In Oregon law, there are three different standards of proof: 1. Preponderance of the evidence: This is the lowest standard of proof and is used in most civil cases. It requires that the evidence presented be more likely than not to be true. 2. Clear and convincing evidence: This is a higher standard of proof than preponderance of the evidence and is used in some civil cases, such as cases involving fraud or termination of parental rights. It requires that the evidence presented be highly and substantially more likely to be true than not true. 3. Beyond a reasonable doubt: This is the highest standard of proof and is used in criminal cases. It requires that the evidence presented be so convincing that there can be no reasonable doubt in the mind of a rational person that the defendant committed the crime.
The standard of proof is important because it determines the burden of proof that is required in a case. The burden of proof is the responsibility of the party bringing the case to present enough evidence to meet the standard of proof required.
The lowest standard of proof: “Preponderance of the Evidence”
"Preponderance of the evidence" under Oregon law means that there is more evidence in favor of one side of an argument than there is for the other side. This is the standard of proof in most civil cases, including personal injury cases. Essentially, if you were to balance all the evidence on the scales of justice, the side that just barely tips would prevail.
For example, in a personal injury case, the plaintiff (the person who was injured) would have to prove by a preponderance of the evidence that the defendant (the person accused of causing the injury) was negligent and that their negligence caused the plaintiff's injuries. This means that the plaintiff would have to present evidence that is more convincing than the evidence presented by the defendant. If the plaintiff can prove their case by a preponderance of the evidence, they may be awarded damages to compensate them for their injuries.
The middle standard of proof: “Clear and Convincing Evidence”
"Clear and convincing evidence" is a higher standard of proof than "preponderance of the evidence" in Oregon law. It means that the evidence presented must be highly and substantially more likely to be true than not true. It requires more evidence to meet this standard, and it is often used in cases that involve serious consequences such as termination of parental rights, fraud, or constitutional rights.
For example, in a case where a parent is accused of abusing or neglecting their child, the state must present clear and convincing evidence to support the claim. This means that the state must provide evidence that is highly and substantially more likely to be true than not true. The state may use medical records, witness statements, and other evidence to support their case. If the state meets the clear and convincing evidence standard, the court may terminate the parent's parental rights.

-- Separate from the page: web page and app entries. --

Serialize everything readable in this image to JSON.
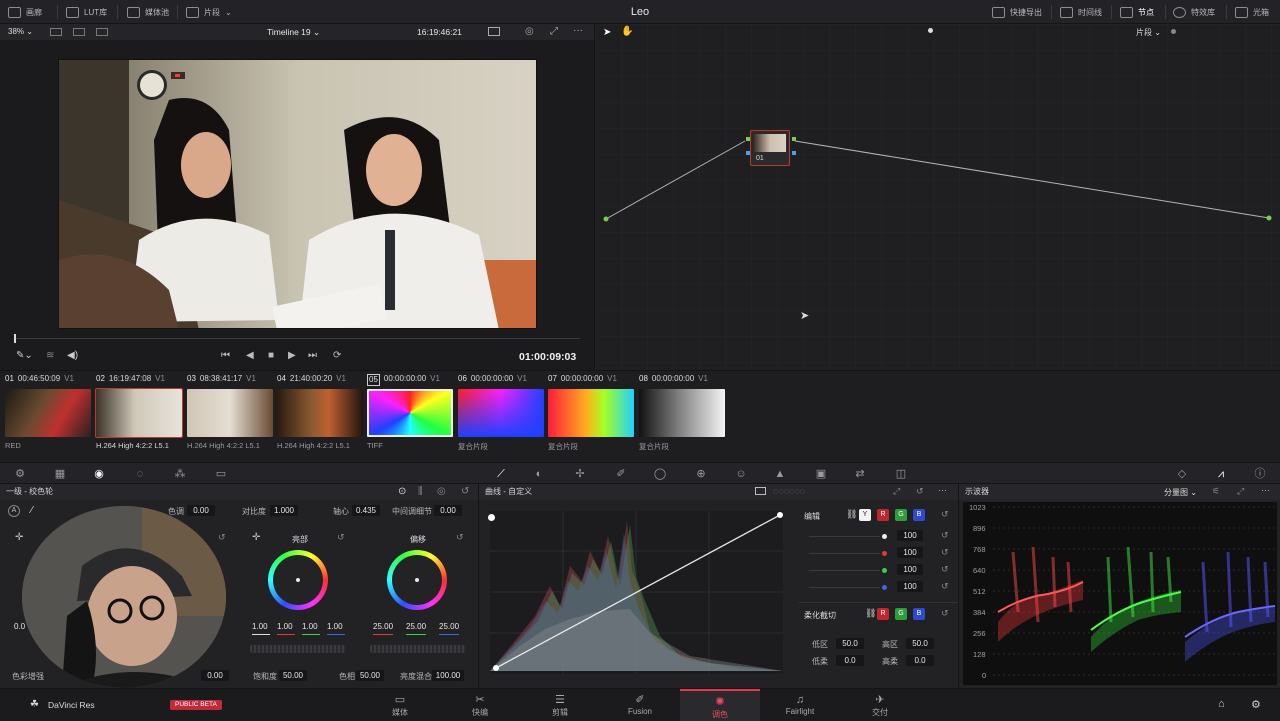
{
  "topbar": {
    "left": [
      "画廊",
      "LUT库",
      "媒体池",
      "片段"
    ],
    "title": "Leo",
    "right": [
      "快捷导出",
      "时间线",
      "节点",
      "特效库",
      "光箱"
    ]
  },
  "viewer": {
    "zoom": "38%",
    "timeline": "Timeline 19",
    "timecode_top": "16:19:46:21",
    "timecode": "01:00:09:03"
  },
  "nodes": {
    "mode": "片段",
    "node_label": "01"
  },
  "clips": [
    {
      "num": "01",
      "tc": "00:46:50:09",
      "track": "V1",
      "codec": "RED"
    },
    {
      "num": "02",
      "tc": "16:19:47:08",
      "track": "V1",
      "codec": "H.264 High 4:2:2 L5.1"
    },
    {
      "num": "03",
      "tc": "08:38:41:17",
      "track": "V1",
      "codec": "H.264 High 4:2:2 L5.1"
    },
    {
      "num": "04",
      "tc": "21:40:00:20",
      "track": "V1",
      "codec": "H.264 High 4:2:2 L5.1"
    },
    {
      "num": "05",
      "tc": "00:00:00:00",
      "track": "V1",
      "codec": "TIFF"
    },
    {
      "num": "06",
      "tc": "00:00:00:00",
      "track": "V1",
      "codec": "复合片段"
    },
    {
      "num": "07",
      "tc": "00:00:00:00",
      "track": "V1",
      "codec": "复合片段"
    },
    {
      "num": "08",
      "tc": "00:00:00:00",
      "track": "V1",
      "codec": "复合片段"
    }
  ],
  "primary": {
    "title": "一级 - 校色轮",
    "color_temp_label": "色调",
    "color_temp": "0.00",
    "contrast_label": "对比度",
    "contrast": "1.000",
    "pivot_label": "轴心",
    "pivot": "0.435",
    "middetail_label": "中间调细节",
    "middetail": "0.00",
    "wheel_gain_label": "亮部",
    "wheel_gain_values": [
      "1.00",
      "1.00",
      "1.00",
      "1.00"
    ],
    "wheel_offset_label": "偏移",
    "wheel_offset_values": [
      "25.00",
      "25.00",
      "25.00"
    ],
    "left_value": "0.0",
    "colorboost_label": "色彩增强",
    "colorboost": "0.00",
    "saturation_label": "饱和度",
    "saturation": "50.00",
    "hue_label": "色相",
    "hue": "50.00",
    "lummix_label": "亮度混合",
    "lummix": "100.00"
  },
  "curves": {
    "title": "曲线 - 自定义",
    "edit_label": "编辑",
    "channels": [
      "Y",
      "R",
      "G",
      "B"
    ],
    "intensities": [
      "100",
      "100",
      "100",
      "100"
    ],
    "softclip_label": "柔化截切",
    "low_label": "低区",
    "low": "50.0",
    "high_label": "高区",
    "high": "50.0",
    "lowsoft_label": "低柔",
    "lowsoft": "0.0",
    "highsoft_label": "高柔",
    "highsoft": "0.0"
  },
  "scope": {
    "title": "示波器",
    "mode": "分量图",
    "ticks": [
      "1023",
      "896",
      "768",
      "640",
      "512",
      "384",
      "256",
      "128",
      "0"
    ]
  },
  "pagebar": {
    "brand": "DaVinci Res",
    "badge": "PUBLIC BETA",
    "pages": [
      "媒体",
      "快编",
      "剪辑",
      "Fusion",
      "调色",
      "Fairlight",
      "交付"
    ],
    "active": "调色"
  }
}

The highest standard: “Beyond a Reasonable Doubt”
"Beyond a reasonable doubt" is the highest standard of proof in Oregon law, and it is used in criminal cases. This standard requires that the prosecution prove its case to such a degree that there can be no reasonable doubt in the mind of a rational person that the defendant committed the crime.
For example, in a murder case, the prosecution must prove beyond a reasonable doubt that the defendant is guilty of the crime. The prosecution will present evidence such as witness testimony, forensic evidence, and other evidence to support their case. If the jury has any reasonable doubt that the defendant is guilty, they must find the defendant not guilty. This high standard of proof is used to protect the innocent from being wrongfully convicted of a crime.